Against this background, it has become imperative for government to undertake an urgent self-appraisal with a view to making public, masterminds and sponsors of the Boko Haram-instigated violence with a view to trying them for treason.

It is also regrettable that the president’s alleged interest to contest the 2015 elections has taken centre stage only about a year into his four year tenure.  This has also not helped the security situation in the country with former Head of state General Muhammadu  Buhari threatening violence if it is rigged. Captions such as “Jonathan’s 2015 ambition can break up Nigeria” and “Jonathan’s 2015 ambition fuelling insecurity” were reportedly posted in the social media. This is capable of politicising all genuine efforts at addressing the situation.

This might have prompted the Special Adviser to the President on Media and Publicity, Dr. Reuben Abati to blame such reports on the inordinate ambition of a few  ‘self centred’ Nigerians and their obsessions with the politics of succession in 2015″. But it must be said that the obvious politicking of the presidency with Jonathan’s 2015 political future has not helped the cause of national security.

However, if the Jonathan Presidency is to give practical expression to the regime’s much touted economic transformation agenda, it must act its words voiced in near repetitive promises on security.

Indeed, security of lives and property are cardinal constitutional responsibilities government owes its citizenry and foreigners within the country. If however, a government becomes incompetent in discharging these responsibilities, it raises moral and constitutional questions about its legitimacy and propriety.

What Nigerians expect today is a proactive security template that both preempts and prevents crime through improved intelligence and better equipment. And not waste ample time debating the moral and legal questions surrounding President Jonathan’s 2015 ambition.

Again government must make real, its fight against corruption that had made a select class in the corridors of power super-rich while the large majority wallow in poverty.

Also, the development of infrastructural needs of the nation must be pursued vigorously to fast-track economic growth and empowerment of the citizenry.

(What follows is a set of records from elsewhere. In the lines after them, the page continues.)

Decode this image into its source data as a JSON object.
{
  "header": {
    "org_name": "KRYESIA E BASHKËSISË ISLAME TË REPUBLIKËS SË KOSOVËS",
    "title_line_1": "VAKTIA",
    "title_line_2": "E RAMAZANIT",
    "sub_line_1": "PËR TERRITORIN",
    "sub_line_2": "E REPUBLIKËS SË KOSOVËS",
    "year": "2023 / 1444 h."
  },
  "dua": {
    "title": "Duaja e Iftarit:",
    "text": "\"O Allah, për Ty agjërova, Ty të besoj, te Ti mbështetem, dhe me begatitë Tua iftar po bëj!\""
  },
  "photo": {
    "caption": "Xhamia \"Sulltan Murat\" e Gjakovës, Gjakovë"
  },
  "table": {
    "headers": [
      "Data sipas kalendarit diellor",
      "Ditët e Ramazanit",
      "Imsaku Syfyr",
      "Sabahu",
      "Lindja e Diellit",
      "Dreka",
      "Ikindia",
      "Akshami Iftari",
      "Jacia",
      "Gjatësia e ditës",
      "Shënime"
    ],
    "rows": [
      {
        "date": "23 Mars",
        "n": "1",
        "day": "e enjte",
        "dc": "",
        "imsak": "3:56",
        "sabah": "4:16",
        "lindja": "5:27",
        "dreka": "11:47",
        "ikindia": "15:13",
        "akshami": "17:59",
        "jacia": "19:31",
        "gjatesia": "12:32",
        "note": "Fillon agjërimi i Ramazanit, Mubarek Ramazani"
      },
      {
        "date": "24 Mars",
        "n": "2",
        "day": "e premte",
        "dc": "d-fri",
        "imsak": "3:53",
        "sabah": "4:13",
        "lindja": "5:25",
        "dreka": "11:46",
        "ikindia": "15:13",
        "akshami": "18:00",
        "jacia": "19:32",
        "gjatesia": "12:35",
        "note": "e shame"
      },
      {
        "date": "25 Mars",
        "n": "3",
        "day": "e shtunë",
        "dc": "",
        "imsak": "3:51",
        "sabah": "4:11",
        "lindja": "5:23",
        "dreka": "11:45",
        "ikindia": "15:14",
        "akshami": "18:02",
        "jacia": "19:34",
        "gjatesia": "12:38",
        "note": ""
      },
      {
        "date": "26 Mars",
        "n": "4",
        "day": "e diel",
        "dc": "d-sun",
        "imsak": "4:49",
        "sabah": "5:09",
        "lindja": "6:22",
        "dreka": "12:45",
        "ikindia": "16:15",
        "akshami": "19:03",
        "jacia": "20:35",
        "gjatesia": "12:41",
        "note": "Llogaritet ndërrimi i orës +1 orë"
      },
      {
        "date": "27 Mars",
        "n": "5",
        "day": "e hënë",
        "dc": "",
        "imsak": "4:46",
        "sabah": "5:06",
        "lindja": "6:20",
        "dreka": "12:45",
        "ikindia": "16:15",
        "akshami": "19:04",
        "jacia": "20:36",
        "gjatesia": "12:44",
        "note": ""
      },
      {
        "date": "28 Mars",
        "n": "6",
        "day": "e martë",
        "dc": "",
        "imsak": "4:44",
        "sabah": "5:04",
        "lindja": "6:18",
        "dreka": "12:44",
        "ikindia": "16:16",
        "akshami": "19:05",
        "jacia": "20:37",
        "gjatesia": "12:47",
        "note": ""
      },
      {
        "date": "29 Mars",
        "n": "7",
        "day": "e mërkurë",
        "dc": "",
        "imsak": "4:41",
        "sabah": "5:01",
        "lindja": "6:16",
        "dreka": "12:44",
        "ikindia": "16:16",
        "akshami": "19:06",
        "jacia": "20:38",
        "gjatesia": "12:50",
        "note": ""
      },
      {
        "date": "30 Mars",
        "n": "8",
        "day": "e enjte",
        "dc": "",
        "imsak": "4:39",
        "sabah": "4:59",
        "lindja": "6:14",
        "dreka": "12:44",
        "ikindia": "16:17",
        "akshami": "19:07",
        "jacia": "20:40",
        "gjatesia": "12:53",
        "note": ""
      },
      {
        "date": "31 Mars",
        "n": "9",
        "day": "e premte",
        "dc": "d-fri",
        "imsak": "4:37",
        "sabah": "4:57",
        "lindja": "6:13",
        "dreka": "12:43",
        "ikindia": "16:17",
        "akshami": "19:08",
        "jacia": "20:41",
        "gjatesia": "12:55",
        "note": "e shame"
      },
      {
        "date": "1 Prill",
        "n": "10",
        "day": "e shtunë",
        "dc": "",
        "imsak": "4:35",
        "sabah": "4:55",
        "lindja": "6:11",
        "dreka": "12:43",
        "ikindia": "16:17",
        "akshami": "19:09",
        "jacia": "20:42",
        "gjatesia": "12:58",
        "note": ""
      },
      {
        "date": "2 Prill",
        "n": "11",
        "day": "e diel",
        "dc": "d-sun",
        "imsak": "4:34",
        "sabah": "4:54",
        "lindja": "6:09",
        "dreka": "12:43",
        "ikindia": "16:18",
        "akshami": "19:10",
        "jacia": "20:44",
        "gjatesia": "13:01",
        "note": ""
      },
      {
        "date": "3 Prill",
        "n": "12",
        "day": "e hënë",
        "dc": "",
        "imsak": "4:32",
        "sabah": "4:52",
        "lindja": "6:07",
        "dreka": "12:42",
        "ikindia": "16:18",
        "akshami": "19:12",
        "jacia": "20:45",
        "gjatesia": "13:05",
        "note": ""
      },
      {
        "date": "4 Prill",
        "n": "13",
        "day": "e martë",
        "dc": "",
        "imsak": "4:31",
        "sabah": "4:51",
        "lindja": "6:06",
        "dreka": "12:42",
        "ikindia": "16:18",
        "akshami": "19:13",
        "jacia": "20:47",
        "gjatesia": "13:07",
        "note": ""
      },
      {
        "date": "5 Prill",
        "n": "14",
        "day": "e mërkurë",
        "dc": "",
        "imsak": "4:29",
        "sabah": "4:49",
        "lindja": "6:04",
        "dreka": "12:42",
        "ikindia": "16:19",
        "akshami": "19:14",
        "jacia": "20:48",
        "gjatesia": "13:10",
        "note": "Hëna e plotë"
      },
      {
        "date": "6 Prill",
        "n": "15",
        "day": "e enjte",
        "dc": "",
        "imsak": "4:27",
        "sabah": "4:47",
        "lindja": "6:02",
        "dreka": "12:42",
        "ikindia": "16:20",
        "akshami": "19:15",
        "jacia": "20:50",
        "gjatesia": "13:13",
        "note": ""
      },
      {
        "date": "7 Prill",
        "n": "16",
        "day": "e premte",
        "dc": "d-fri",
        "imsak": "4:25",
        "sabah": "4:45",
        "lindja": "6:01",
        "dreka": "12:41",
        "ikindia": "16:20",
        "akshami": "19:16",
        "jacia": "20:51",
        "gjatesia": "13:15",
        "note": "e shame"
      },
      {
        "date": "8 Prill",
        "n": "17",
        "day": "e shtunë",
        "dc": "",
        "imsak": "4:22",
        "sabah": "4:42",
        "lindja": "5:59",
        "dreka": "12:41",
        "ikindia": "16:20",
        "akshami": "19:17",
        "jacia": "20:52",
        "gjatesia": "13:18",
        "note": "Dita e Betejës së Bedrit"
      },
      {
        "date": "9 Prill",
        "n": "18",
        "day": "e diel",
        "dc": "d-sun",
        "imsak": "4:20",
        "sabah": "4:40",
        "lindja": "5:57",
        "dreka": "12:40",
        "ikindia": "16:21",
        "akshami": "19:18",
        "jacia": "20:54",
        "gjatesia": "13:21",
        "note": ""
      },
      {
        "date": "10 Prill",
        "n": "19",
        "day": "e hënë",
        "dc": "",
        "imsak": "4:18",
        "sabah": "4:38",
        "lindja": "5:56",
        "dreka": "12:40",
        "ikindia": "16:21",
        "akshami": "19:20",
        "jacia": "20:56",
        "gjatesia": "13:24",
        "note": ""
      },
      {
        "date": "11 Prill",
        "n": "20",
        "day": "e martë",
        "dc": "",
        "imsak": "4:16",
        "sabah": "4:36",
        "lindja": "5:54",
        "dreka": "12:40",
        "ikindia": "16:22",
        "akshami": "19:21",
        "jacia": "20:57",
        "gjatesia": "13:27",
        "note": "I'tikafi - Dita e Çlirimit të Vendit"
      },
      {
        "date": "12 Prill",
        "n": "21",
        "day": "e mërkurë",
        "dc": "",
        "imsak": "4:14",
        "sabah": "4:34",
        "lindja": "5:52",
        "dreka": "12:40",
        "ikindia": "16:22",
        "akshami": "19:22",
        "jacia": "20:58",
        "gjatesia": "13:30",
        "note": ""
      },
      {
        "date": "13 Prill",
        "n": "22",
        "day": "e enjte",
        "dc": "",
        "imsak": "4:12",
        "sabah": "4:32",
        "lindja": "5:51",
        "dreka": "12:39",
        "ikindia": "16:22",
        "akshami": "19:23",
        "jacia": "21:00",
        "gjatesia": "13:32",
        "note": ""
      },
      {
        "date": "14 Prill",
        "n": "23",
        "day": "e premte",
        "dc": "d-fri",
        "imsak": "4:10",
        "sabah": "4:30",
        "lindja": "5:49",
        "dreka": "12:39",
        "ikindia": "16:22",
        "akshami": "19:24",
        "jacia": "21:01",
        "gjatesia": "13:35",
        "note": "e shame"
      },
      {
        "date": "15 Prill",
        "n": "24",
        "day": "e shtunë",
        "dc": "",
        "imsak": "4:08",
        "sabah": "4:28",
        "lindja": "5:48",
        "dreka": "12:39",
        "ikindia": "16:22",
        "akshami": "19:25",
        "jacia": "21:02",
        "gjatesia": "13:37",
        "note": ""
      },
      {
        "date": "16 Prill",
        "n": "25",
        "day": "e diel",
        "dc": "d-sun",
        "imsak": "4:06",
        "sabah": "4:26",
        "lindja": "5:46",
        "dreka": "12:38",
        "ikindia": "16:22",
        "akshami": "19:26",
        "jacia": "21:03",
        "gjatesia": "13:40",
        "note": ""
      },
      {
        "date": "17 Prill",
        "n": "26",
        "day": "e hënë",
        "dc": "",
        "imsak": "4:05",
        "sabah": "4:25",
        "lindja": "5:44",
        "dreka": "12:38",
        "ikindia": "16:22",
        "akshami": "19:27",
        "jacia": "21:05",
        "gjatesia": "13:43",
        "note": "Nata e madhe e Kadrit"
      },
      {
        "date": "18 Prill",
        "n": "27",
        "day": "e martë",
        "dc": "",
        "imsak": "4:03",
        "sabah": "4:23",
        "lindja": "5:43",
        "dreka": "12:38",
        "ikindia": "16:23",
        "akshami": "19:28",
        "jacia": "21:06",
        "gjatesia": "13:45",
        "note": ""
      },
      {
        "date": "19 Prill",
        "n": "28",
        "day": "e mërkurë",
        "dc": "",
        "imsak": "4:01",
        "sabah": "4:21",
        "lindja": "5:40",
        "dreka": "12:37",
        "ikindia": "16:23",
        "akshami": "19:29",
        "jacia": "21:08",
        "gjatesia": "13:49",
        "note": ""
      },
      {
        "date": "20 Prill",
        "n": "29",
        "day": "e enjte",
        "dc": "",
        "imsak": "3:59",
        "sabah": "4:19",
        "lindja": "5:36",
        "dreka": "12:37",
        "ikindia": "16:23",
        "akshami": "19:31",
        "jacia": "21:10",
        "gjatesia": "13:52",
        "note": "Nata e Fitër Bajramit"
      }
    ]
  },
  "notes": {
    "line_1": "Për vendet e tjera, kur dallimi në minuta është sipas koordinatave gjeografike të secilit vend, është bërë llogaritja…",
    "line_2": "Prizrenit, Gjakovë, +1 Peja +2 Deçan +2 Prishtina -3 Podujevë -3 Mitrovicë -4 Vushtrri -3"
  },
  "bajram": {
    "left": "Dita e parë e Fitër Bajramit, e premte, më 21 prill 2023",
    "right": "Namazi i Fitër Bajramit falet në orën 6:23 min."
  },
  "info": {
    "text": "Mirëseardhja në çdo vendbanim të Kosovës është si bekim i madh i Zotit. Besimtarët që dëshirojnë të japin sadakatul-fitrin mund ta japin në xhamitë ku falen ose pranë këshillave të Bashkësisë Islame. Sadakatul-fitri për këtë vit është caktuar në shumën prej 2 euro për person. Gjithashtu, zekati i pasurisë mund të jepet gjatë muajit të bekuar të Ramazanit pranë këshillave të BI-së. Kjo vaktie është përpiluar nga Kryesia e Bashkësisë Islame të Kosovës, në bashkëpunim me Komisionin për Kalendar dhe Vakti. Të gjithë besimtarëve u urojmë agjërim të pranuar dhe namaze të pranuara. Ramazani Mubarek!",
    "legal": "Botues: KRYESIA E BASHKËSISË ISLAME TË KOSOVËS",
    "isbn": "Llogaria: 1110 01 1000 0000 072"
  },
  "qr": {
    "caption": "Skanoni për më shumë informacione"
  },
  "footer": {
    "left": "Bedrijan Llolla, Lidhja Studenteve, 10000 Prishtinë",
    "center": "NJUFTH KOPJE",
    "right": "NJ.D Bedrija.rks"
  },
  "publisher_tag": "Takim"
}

Furthermore, education must be accepted as a key potential necessary to guarantee security, patriotism and civilisation. Of course, when everyone possesses basic education, governance becomes easier in a democratic culture.

Another, is Justice for all and a level-playing field for all interests because it is an ingredient of a virile democracy which ought to be promoted by the political class for the survival of democracy in the country.

The lack of these rital imperatives, no doubt, contributed to the civil war, and so, must be guided against. Perhaps, also, Nigerians need to know that Nigeria can be stronger, Greater and more progressive as a united people with one destiny.

The Unity of Nigeria must not be compromised for any political exigency, no matter the tempting nature of the selfish ends some politicians seek.

These would however be realised only if the federal government remains focused to the implementation of its transformation agenda, proactively tackle security challenges and provide the soothing atmosphere for regular dialogue and reconciliation.

This is what President Jonathan and his team of appointees, cabinet ministers and other heads of departments and agencies, owe Nigerians within the next three of the  four-year tenure, and not haggle to protect their political seats, as most selfish politicians do, through baseless debates on 2015, which still far, far away.